How to make clear and accurate financial predictions for your business

Creating clear and accurate financial forecasts for your company at the start-up stage is crucial.

Most business owners complain that creating the right financial plans is time consuming, and that time can be used to create sales instead of planning. However, few investors will invest in your company unless you have a clear idea.

Accurate financial estimates will help you create the stuffing and operational plan that will take your company to the next level.

Here’s how to put one together for use with your business.

Start with cost

Is your company in the start-up stage? If so, it’s easier to predict expenses than income. So, start with estimates of general costs such as rent, utility bills, phone bills, legal fees, advertising, cost of products sold, materials, and customer service costs.

Double your estimates for marketing and advertising because they exceed your expectations. Triple the legal and insurance fees because they are difficult to predict.

Check the original ratio to make sure your guess is correct

Don’t forget about costs, especially after predicting aggressive revenue. Most entrepreneurs focus on achieving the revenue target and assume that they can adjust the expenditure if the revenue is not implemented. Positive thinking can help you improve your sales, but it’s not enough to pay the bills.

Using key ratios, you can adjust your income and expenditure forecasts. Here are some ratios that can guide you to make an accurate prediction:

Gross margin

It is the ratio of total direct expenditure to total revenue for a given period. Note the estimates that could increase your gross margin by 10 to 40%. For example, if your customer service and sales costs are lower now, they may be higher in the future.

Running profit margins

Operating profit margin measures the variable cost of production – such as wages and raw materials, and the profit that a business makes on selling a dollar before paying interest or taxes. Expect to see a positive movement from this ratio.

Overhead costs should be a small proportion of total costs as your income increases, so your operating profit margin should increase. Most entrepreneurs make the mistake of predicting a break-even point too early and assume that they will not need funding to get to that point.

Total headcount per client

Are you a one-man entrepreneur who plans to grow your own business? Then, pay close attention to this ratio.

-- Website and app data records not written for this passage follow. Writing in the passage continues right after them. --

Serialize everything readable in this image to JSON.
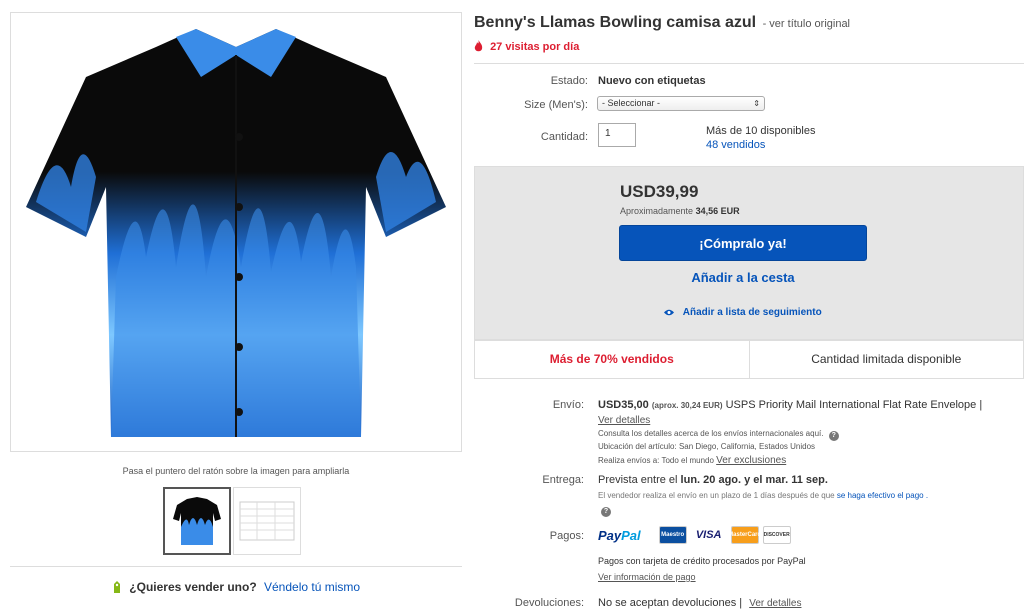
{
  "listing": {
    "title": "Benny's Llamas Bowling camisa azul",
    "original_title_link": "- ver título original",
    "views": "27 visitas por día"
  },
  "gallery": {
    "zoom_hint": "Pasa el puntero del ratón sobre la imagen para ampliarla",
    "sell_question": "¿Quieres vender uno?",
    "sell_link": "Véndelo tú mismo"
  },
  "details": {
    "condition_label": "Estado:",
    "condition_value": "Nuevo con etiquetas",
    "size_label": "Size (Men's):",
    "size_value": "- Seleccionar -",
    "qty_label": "Cantidad:",
    "qty_value": "1",
    "available": "Más de 10 disponibles",
    "sold": "48 vendidos"
  },
  "buybox": {
    "price": "USD39,99",
    "approx_prefix": "Aproximadamente",
    "approx_value": "34,56 EUR",
    "buy_now": "¡Cómpralo ya!",
    "add_to_cart": "Añadir a la cesta",
    "watch": "Añadir a lista de seguimiento",
    "signal_sold": "Más de 70% vendidos",
    "signal_limited": "Cantidad limitada disponible"
  },
  "shipping": {
    "label": "Envío:",
    "cost": "USD35,00",
    "approx": "(aprox. 30,24 EUR)",
    "service": "USPS Priority Mail International Flat Rate Envelope",
    "details_link": "Ver detalles",
    "intl_note": "Consulta los detalles acerca de los envíos internacionales aquí.",
    "location_label": "Ubicación del artículo:",
    "location": "San Diego, California, Estados Unidos",
    "ships_to_label": "Realiza envíos a:",
    "ships_to": "Todo el mundo",
    "exclusions_link": "Ver exclusiones"
  },
  "delivery": {
    "label": "Entrega:",
    "prefix": "Prevista entre el",
    "dates": "lun. 20 ago. y el mar. 11 sep.",
    "note": "El vendedor realiza el envío en un plazo de 1 días después de que",
    "note_link": "se haga efectivo el pago ."
  },
  "payments": {
    "label": "Pagos:",
    "paypal_a": "Pay",
    "paypal_b": "Pal",
    "card_maestro": "Maestro",
    "card_visa": "VISA",
    "card_mc": "MasterCard",
    "card_discover": "DISCOVER",
    "note": "Pagos con tarjeta de crédito procesados por PayPal",
    "info_link": "Ver información de pago"
  },
  "returns": {
    "label": "Devoluciones:",
    "value": "No se aceptan devoluciones",
    "details_link": "Ver detalles"
  },
  "colors": {
    "accent_blue": "#0654ba",
    "alert_red": "#dd1e31"
  }
}
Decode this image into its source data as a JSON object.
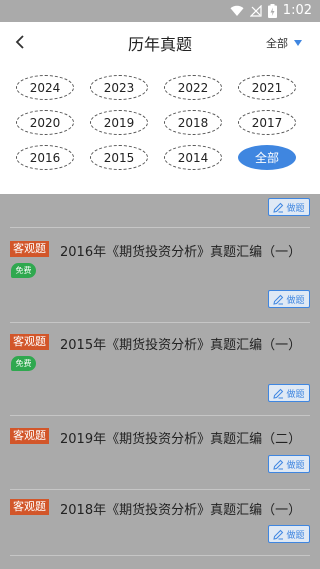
{
  "status_bar": {
    "time": "1:02"
  },
  "header": {
    "title": "历年真题",
    "filter_label": "全部"
  },
  "years": [
    "2024",
    "2023",
    "2022",
    "2021",
    "2020",
    "2019",
    "2018",
    "2017",
    "2016",
    "2015",
    "2014",
    "全部"
  ],
  "selected_year": "全部",
  "action_label": "做题",
  "questions": [
    {
      "tag": "客观题",
      "title": "2016年《期货投资分析》真题汇编（一）",
      "free_badge": "免费"
    },
    {
      "tag": "客观题",
      "title": "2015年《期货投资分析》真题汇编（一）",
      "free_badge": "免费"
    },
    {
      "tag": "客观题",
      "title": "2019年《期货投资分析》真题汇编（二）",
      "free_badge": ""
    },
    {
      "tag": "客观题",
      "title": "2018年《期货投资分析》真题汇编（一）",
      "free_badge": ""
    }
  ]
}
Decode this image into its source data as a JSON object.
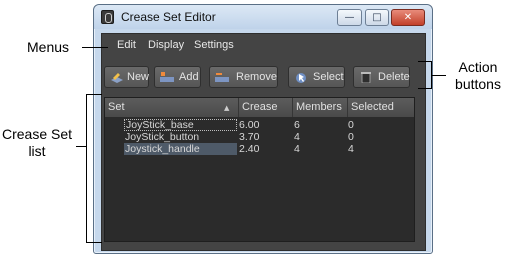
{
  "window": {
    "title": "Crease Set Editor",
    "controls": {
      "minimize": "—",
      "maximize": "□",
      "close": "✕"
    }
  },
  "menubar": {
    "items": [
      "Edit",
      "Display",
      "Settings"
    ]
  },
  "toolbar": {
    "buttons": [
      {
        "label": "New",
        "icon": "new-set-icon"
      },
      {
        "label": "Add",
        "icon": "add-members-icon"
      },
      {
        "label": "Remove",
        "icon": "remove-members-icon"
      },
      {
        "label": "Select",
        "icon": "select-icon"
      },
      {
        "label": "Delete",
        "icon": "delete-icon"
      }
    ]
  },
  "list": {
    "columns": [
      "Set",
      "Crease",
      "Members",
      "Selected"
    ],
    "sort_indicator": "▲",
    "rows": [
      {
        "set": "JoyStick_base",
        "crease": "6.00",
        "members": "6",
        "selected": "0"
      },
      {
        "set": "JoyStick_button",
        "crease": "3.70",
        "members": "4",
        "selected": "0"
      },
      {
        "set": "Joystick_handle",
        "crease": "2.40",
        "members": "4",
        "selected": "4"
      }
    ]
  },
  "annotations": {
    "menus": "Menus",
    "action_buttons": [
      "Action",
      "buttons"
    ],
    "crease_set_list": [
      "Crease Set",
      "list"
    ]
  },
  "colors": {
    "panel_bg": "#444444",
    "list_bg": "#2b2b2b",
    "selection_bg": "#4e5a68",
    "window_frame": "#c6d8ec"
  }
}
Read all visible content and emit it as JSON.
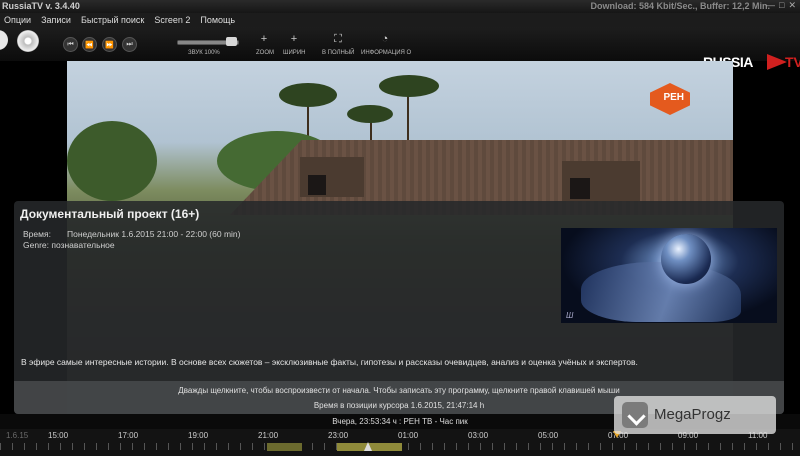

Divide the number of employees in your firm (just one if you do everything yourself) by your total number of customers. Then, ask yourself if you want to manage all those accounts within five years of the company growing up. If not, you need to re-evaluate your estimates about salary or revenue or both.